* [EXERCISE]:
Repeat the entries below exactly as they appear, with no pictures.

* [RECORDS TO PROCESS]:

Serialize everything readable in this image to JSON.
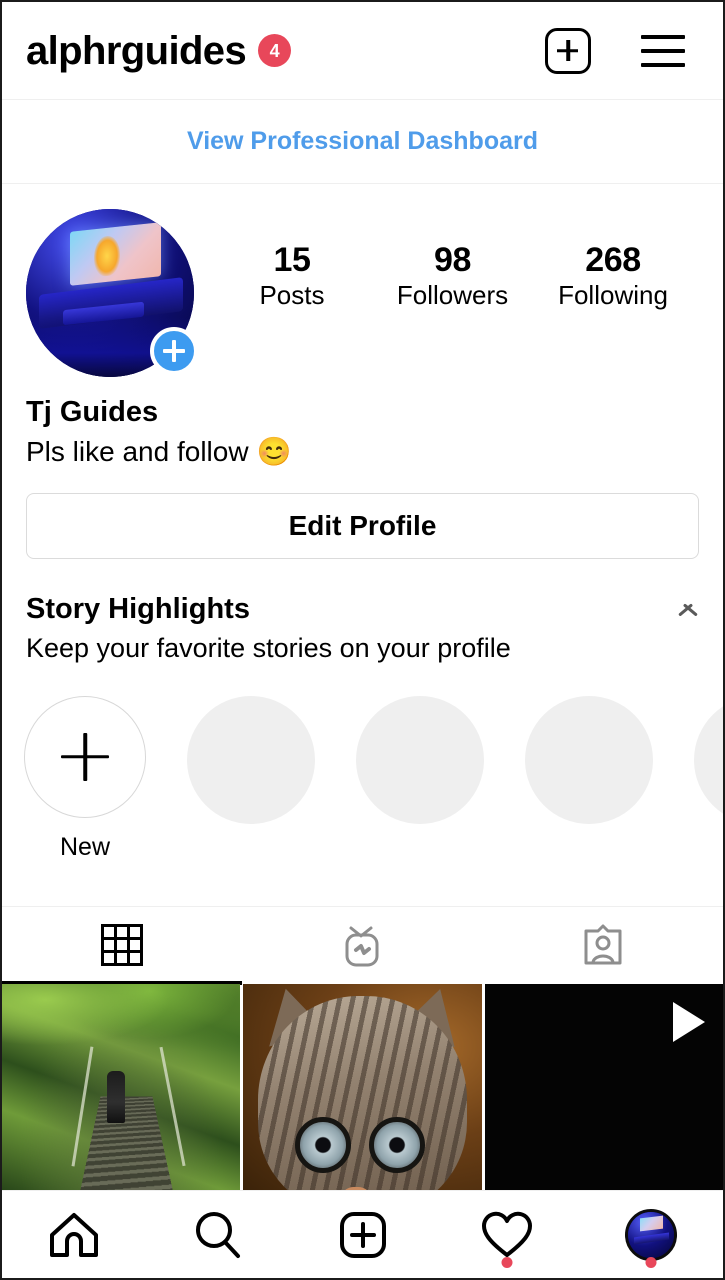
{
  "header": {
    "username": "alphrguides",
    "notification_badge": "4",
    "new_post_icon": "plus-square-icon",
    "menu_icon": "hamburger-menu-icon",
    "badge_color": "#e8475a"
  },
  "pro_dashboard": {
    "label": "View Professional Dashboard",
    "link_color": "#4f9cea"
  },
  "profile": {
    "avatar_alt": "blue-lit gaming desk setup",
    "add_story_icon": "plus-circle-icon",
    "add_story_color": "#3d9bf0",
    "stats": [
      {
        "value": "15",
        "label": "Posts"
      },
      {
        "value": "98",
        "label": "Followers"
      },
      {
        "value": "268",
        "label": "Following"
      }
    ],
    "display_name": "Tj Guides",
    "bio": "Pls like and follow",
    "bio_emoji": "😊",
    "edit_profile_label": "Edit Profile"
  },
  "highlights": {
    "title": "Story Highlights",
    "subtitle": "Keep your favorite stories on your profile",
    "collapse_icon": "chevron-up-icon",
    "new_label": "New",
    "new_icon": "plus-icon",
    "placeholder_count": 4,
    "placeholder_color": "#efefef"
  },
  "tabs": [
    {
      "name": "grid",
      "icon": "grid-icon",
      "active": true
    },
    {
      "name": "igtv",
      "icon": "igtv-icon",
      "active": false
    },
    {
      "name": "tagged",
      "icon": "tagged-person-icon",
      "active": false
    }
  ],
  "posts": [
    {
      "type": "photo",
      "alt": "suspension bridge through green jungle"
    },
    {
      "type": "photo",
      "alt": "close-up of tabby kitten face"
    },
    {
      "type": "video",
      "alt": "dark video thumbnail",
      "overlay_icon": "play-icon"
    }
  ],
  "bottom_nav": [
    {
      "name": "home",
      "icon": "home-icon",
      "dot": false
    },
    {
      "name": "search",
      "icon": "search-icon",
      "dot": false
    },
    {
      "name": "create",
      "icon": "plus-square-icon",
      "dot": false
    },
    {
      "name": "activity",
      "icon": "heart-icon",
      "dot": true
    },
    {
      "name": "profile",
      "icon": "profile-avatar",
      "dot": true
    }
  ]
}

* [RESULT FOR THIS EXERCISE]:
Serialize everything readable in this image to JSON.
{
  "header": {
    "username": "alphrguides",
    "notification_badge": "4",
    "new_post_icon": "plus-square-icon",
    "menu_icon": "hamburger-menu-icon",
    "badge_color": "#e8475a"
  },
  "pro_dashboard": {
    "label": "View Professional Dashboard",
    "link_color": "#4f9cea"
  },
  "profile": {
    "avatar_alt": "blue-lit gaming desk setup",
    "add_story_icon": "plus-circle-icon",
    "add_story_color": "#3d9bf0",
    "stats": [
      {
        "value": "15",
        "label": "Posts"
      },
      {
        "value": "98",
        "label": "Followers"
      },
      {
        "value": "268",
        "label": "Following"
      }
    ],
    "display_name": "Tj Guides",
    "bio": "Pls like and follow",
    "bio_emoji": "😊",
    "edit_profile_label": "Edit Profile"
  },
  "highlights": {
    "title": "Story Highlights",
    "subtitle": "Keep your favorite stories on your profile",
    "collapse_icon": "chevron-up-icon",
    "new_label": "New",
    "new_icon": "plus-icon",
    "placeholder_count": 4,
    "placeholder_color": "#efefef"
  },
  "tabs": [
    {
      "name": "grid",
      "icon": "grid-icon",
      "active": true
    },
    {
      "name": "igtv",
      "icon": "igtv-icon",
      "active": false
    },
    {
      "name": "tagged",
      "icon": "tagged-person-icon",
      "active": false
    }
  ],
  "posts": [
    {
      "type": "photo",
      "alt": "suspension bridge through green jungle"
    },
    {
      "type": "photo",
      "alt": "close-up of tabby kitten face"
    },
    {
      "type": "video",
      "alt": "dark video thumbnail",
      "overlay_icon": "play-icon"
    }
  ],
  "bottom_nav": [
    {
      "name": "home",
      "icon": "home-icon",
      "dot": false
    },
    {
      "name": "search",
      "icon": "search-icon",
      "dot": false
    },
    {
      "name": "create",
      "icon": "plus-square-icon",
      "dot": false
    },
    {
      "name": "activity",
      "icon": "heart-icon",
      "dot": true
    },
    {
      "name": "profile",
      "icon": "profile-avatar",
      "dot": true
    }
  ]
}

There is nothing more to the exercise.